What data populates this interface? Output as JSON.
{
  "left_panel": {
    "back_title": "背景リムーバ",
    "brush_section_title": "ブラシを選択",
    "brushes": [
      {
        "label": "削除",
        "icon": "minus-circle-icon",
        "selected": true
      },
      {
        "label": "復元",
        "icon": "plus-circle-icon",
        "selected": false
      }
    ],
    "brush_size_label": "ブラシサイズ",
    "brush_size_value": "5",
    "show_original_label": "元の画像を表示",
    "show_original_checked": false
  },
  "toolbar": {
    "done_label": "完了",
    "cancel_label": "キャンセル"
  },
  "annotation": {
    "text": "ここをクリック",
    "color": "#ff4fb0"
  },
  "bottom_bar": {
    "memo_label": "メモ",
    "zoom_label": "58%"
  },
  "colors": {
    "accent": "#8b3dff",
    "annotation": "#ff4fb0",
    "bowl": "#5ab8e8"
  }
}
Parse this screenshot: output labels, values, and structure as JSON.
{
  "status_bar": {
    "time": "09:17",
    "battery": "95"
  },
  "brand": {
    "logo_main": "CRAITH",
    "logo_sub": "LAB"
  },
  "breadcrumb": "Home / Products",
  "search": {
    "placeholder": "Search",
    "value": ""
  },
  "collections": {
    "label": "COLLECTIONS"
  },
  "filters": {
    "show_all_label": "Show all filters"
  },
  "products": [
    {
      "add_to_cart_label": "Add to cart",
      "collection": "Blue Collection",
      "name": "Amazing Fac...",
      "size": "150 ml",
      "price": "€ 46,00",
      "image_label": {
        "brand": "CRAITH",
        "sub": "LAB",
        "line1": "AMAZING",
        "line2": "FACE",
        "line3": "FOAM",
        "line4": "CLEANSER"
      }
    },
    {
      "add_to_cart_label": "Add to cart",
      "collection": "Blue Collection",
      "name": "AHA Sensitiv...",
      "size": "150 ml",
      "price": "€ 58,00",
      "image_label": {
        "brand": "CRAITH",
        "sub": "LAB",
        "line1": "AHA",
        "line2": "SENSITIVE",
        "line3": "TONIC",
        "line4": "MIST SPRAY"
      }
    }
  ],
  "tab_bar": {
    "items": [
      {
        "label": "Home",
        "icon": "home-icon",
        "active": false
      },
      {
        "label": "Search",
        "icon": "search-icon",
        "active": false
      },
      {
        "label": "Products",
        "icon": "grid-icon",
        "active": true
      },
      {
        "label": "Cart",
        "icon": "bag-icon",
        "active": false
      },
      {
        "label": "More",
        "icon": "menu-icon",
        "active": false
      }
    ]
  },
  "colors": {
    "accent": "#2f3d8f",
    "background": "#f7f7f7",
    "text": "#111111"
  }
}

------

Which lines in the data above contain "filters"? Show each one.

§ **ANSWER SECTION**
  "filters": {
    "show_all_label": "Show all filters"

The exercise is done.